:: Given data ::
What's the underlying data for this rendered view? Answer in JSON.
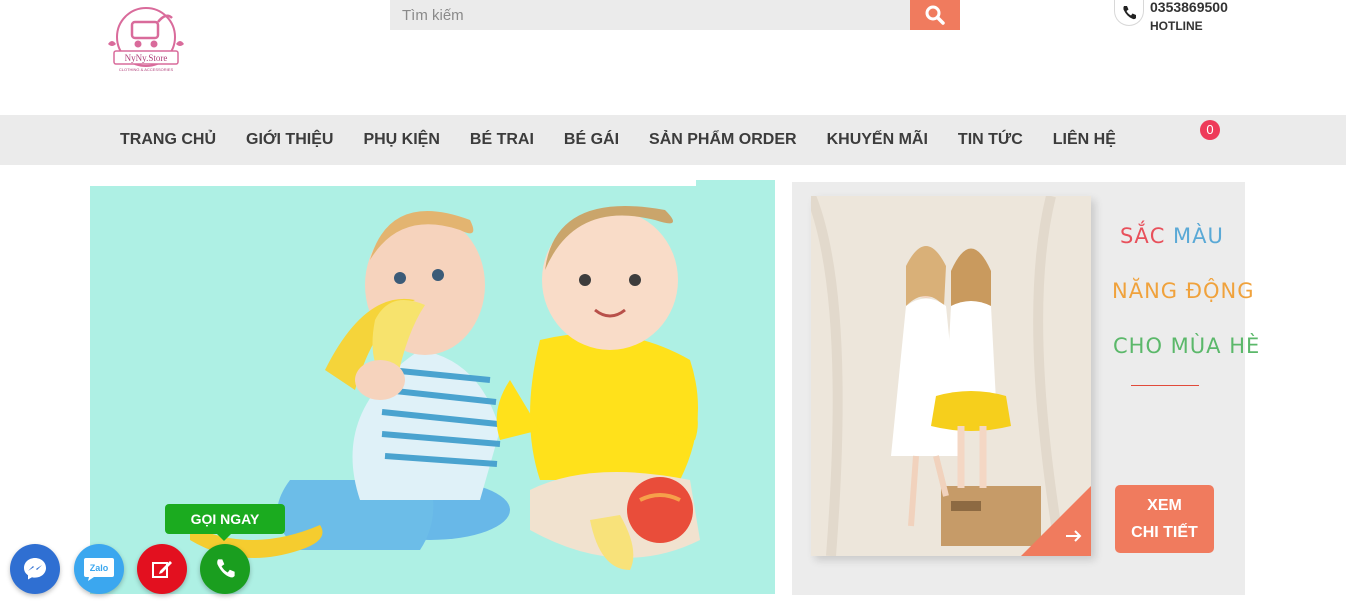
{
  "header": {
    "logo_text": "NyNy.Store",
    "logo_tagline": "CLOTHING & ACCESSORIES",
    "search": {
      "placeholder": "Tìm kiếm",
      "button_icon": "search-icon"
    },
    "hotline": {
      "number": "0353869500",
      "label": "HOTLINE",
      "icon": "phone-icon"
    }
  },
  "nav": {
    "items": [
      {
        "label": "TRANG CHỦ"
      },
      {
        "label": "GIỚI THIỆU"
      },
      {
        "label": "PHỤ KIỆN"
      },
      {
        "label": "BÉ TRAI"
      },
      {
        "label": "BÉ GÁI"
      },
      {
        "label": "SẢN PHẨM ORDER"
      },
      {
        "label": "KHUYẾN MÃI"
      },
      {
        "label": "TIN TỨC"
      },
      {
        "label": "LIÊN HỆ"
      }
    ],
    "cart_count": "0"
  },
  "promo": {
    "line1_a": "SẮC",
    "line1_b": "MÀU",
    "line2": "NĂNG ĐỘNG",
    "line3": "CHO MÙA HÈ",
    "button_line1": "XEM",
    "button_line2": "CHI TIẾT",
    "colors": {
      "red": "#e8505b",
      "blue": "#5aa9d6",
      "orange": "#f0a23c",
      "green": "#5bb86a",
      "accent": "#f07b5e"
    }
  },
  "floating": {
    "call_label": "GỌI NGAY",
    "zalo_text": "Zalo",
    "icons": [
      "messenger-icon",
      "zalo-icon",
      "edit-icon",
      "phone-icon"
    ]
  }
}
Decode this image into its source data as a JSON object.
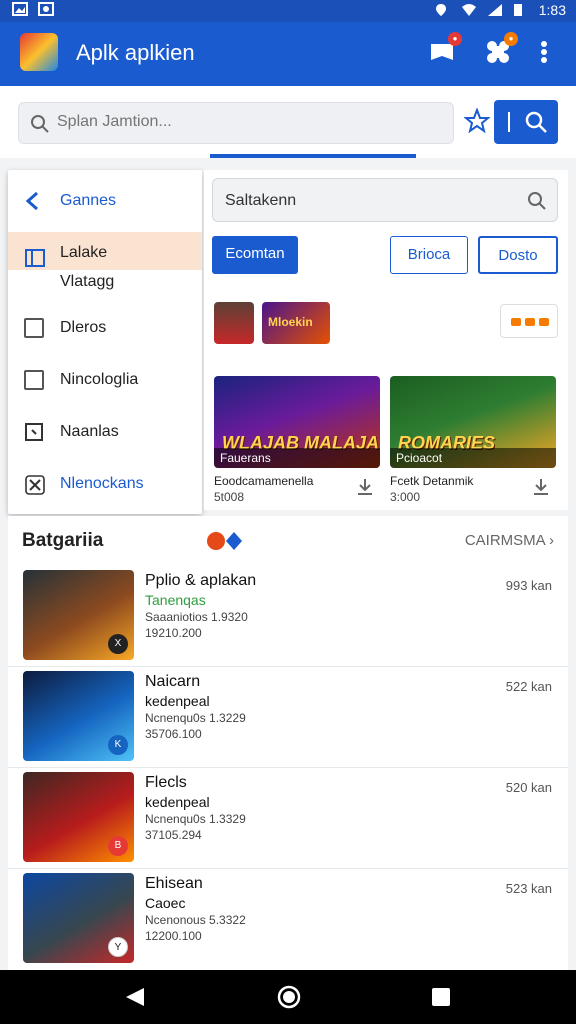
{
  "status_bar": {
    "time": "1:83"
  },
  "app": {
    "title": "Aplk aplkien"
  },
  "search": {
    "placeholder": "Splan Jamtion..."
  },
  "drawer": {
    "header": "Gannes",
    "items": [
      {
        "label": "Lalake",
        "sub": "Vlatagg",
        "active": true,
        "icon": "tablet-icon"
      },
      {
        "label": "Dleros",
        "active": false,
        "icon": "checkbox-icon"
      },
      {
        "label": "Nincologlia",
        "active": false,
        "icon": "checkbox-icon"
      },
      {
        "label": "Naanlas",
        "active": false,
        "icon": "square-icon"
      },
      {
        "label": "Nlenockans",
        "active": false,
        "icon": "tools-icon",
        "highlight": true
      }
    ]
  },
  "panel": {
    "search_text": "Saltakenn",
    "chips": [
      "Ecomtan",
      "Brioca",
      "Dosto"
    ],
    "featured": [
      {
        "title_art": "WLAJAB MALAJA",
        "caption": "Fauerans",
        "name": "Eoodcamamenella",
        "size": "5t008"
      },
      {
        "title_art": "ROMARIES",
        "caption": "Pcioacot",
        "name": "Fcetk Detanmik",
        "size": "3:000"
      }
    ],
    "mini_art_text": "Mloekin"
  },
  "category": {
    "title": "Batgariia",
    "more_label": "CAIRMSMA",
    "rows": [
      {
        "name": "Pplio & aplakan",
        "sub": "Tanenqas",
        "sub_color": "#2e9e3e",
        "line3": "Saaaniotios 1.9320",
        "line4": "19210.200",
        "size": "993 kan",
        "badge": "X"
      },
      {
        "name": "Naicarn",
        "sub": "kedenpeal",
        "sub_color": "#111111",
        "line3": "Ncnenqu0s 1.3229",
        "line4": "35706.100",
        "size": "522 kan",
        "badge": "K"
      },
      {
        "name": "Flecls",
        "sub": "kedenpeal",
        "sub_color": "#111111",
        "line3": "Ncnenqu0s 1.3329",
        "line4": "37105.294",
        "size": "520 kan",
        "badge": "B"
      },
      {
        "name": "Ehisean",
        "sub": "Caoec",
        "sub_color": "#333333",
        "line3": "Ncenonous 5.3322",
        "line4": "12200.100",
        "size": "523 kan",
        "badge": "Y"
      }
    ]
  },
  "colors": {
    "primary": "#1a5bd0",
    "active_drawer": "#fbe3d2",
    "accent_orange": "#f57c00"
  }
}
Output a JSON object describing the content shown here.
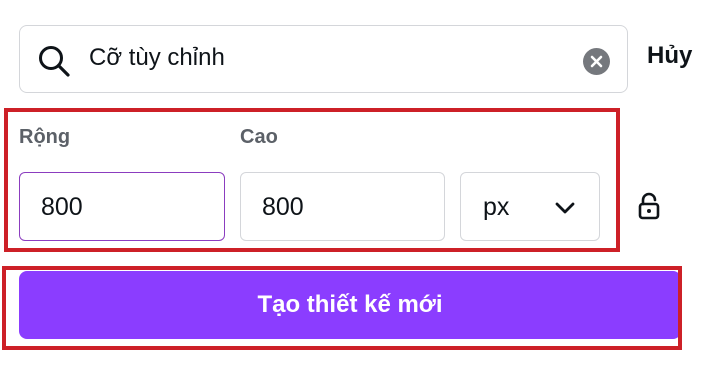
{
  "search": {
    "value": "Cỡ tùy chỉnh",
    "icon": "search-icon",
    "clear_icon": "clear-icon"
  },
  "cancel_label": "Hủy",
  "size_form": {
    "width_label": "Rộng",
    "width_value": "800",
    "height_label": "Cao",
    "height_value": "800",
    "unit_value": "px",
    "unit_icon": "chevron-down-icon",
    "lock_icon": "unlock-icon"
  },
  "create_button_label": "Tạo thiết kế mới",
  "colors": {
    "accent": "#8b3dff",
    "annotation": "#cd2027",
    "focus_border": "#8b3dbf"
  }
}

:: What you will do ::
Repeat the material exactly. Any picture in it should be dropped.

:: Reply to the task ::
What's the underlying data for this rendered view? Answer in JSON.
{
  "header": {
    "logo_text": "NyNy.Store",
    "logo_tagline": "CLOTHING & ACCESSORIES",
    "search": {
      "placeholder": "Tìm kiếm",
      "button_icon": "search-icon"
    },
    "hotline": {
      "number": "0353869500",
      "label": "HOTLINE",
      "icon": "phone-icon"
    }
  },
  "nav": {
    "items": [
      {
        "label": "TRANG CHỦ"
      },
      {
        "label": "GIỚI THIỆU"
      },
      {
        "label": "PHỤ KIỆN"
      },
      {
        "label": "BÉ TRAI"
      },
      {
        "label": "BÉ GÁI"
      },
      {
        "label": "SẢN PHẨM ORDER"
      },
      {
        "label": "KHUYẾN MÃI"
      },
      {
        "label": "TIN TỨC"
      },
      {
        "label": "LIÊN HỆ"
      }
    ],
    "cart_count": "0"
  },
  "promo": {
    "line1_a": "SẮC",
    "line1_b": "MÀU",
    "line2": "NĂNG ĐỘNG",
    "line3": "CHO MÙA HÈ",
    "button_line1": "XEM",
    "button_line2": "CHI TIẾT",
    "colors": {
      "red": "#e8505b",
      "blue": "#5aa9d6",
      "orange": "#f0a23c",
      "green": "#5bb86a",
      "accent": "#f07b5e"
    }
  },
  "floating": {
    "call_label": "GỌI NGAY",
    "zalo_text": "Zalo",
    "icons": [
      "messenger-icon",
      "zalo-icon",
      "edit-icon",
      "phone-icon"
    ]
  }
}
Decode this image into its source data as a JSON object.
{
  "status_bar": {
    "time": "1:83"
  },
  "app": {
    "title": "Aplk aplkien"
  },
  "search": {
    "placeholder": "Splan Jamtion..."
  },
  "drawer": {
    "header": "Gannes",
    "items": [
      {
        "label": "Lalake",
        "sub": "Vlatagg",
        "active": true,
        "icon": "tablet-icon"
      },
      {
        "label": "Dleros",
        "active": false,
        "icon": "checkbox-icon"
      },
      {
        "label": "Nincologlia",
        "active": false,
        "icon": "checkbox-icon"
      },
      {
        "label": "Naanlas",
        "active": false,
        "icon": "square-icon"
      },
      {
        "label": "Nlenockans",
        "active": false,
        "icon": "tools-icon",
        "highlight": true
      }
    ]
  },
  "panel": {
    "search_text": "Saltakenn",
    "chips": [
      "Ecomtan",
      "Brioca",
      "Dosto"
    ],
    "featured": [
      {
        "title_art": "WLAJAB MALAJA",
        "caption": "Fauerans",
        "name": "Eoodcamamenella",
        "size": "5t008"
      },
      {
        "title_art": "ROMARIES",
        "caption": "Pcioacot",
        "name": "Fcetk Detanmik",
        "size": "3:000"
      }
    ],
    "mini_art_text": "Mloekin"
  },
  "category": {
    "title": "Batgariia",
    "more_label": "CAIRMSMA",
    "rows": [
      {
        "name": "Pplio & aplakan",
        "sub": "Tanenqas",
        "sub_color": "#2e9e3e",
        "line3": "Saaaniotios 1.9320",
        "line4": "19210.200",
        "size": "993 kan",
        "badge": "X"
      },
      {
        "name": "Naicarn",
        "sub": "kedenpeal",
        "sub_color": "#111111",
        "line3": "Ncnenqu0s 1.3229",
        "line4": "35706.100",
        "size": "522 kan",
        "badge": "K"
      },
      {
        "name": "Flecls",
        "sub": "kedenpeal",
        "sub_color": "#111111",
        "line3": "Ncnenqu0s 1.3329",
        "line4": "37105.294",
        "size": "520 kan",
        "badge": "B"
      },
      {
        "name": "Ehisean",
        "sub": "Caoec",
        "sub_color": "#333333",
        "line3": "Ncenonous 5.3322",
        "line4": "12200.100",
        "size": "523 kan",
        "badge": "Y"
      }
    ]
  },
  "colors": {
    "primary": "#1a5bd0",
    "active_drawer": "#fbe3d2",
    "accent_orange": "#f57c00"
  }
}
Output a JSON object describing the content shown here.
{
  "search": {
    "value": "Cỡ tùy chỉnh",
    "icon": "search-icon",
    "clear_icon": "clear-icon"
  },
  "cancel_label": "Hủy",
  "size_form": {
    "width_label": "Rộng",
    "width_value": "800",
    "height_label": "Cao",
    "height_value": "800",
    "unit_value": "px",
    "unit_icon": "chevron-down-icon",
    "lock_icon": "unlock-icon"
  },
  "create_button_label": "Tạo thiết kế mới",
  "colors": {
    "accent": "#8b3dff",
    "annotation": "#cd2027",
    "focus_border": "#8b3dbf"
  }
}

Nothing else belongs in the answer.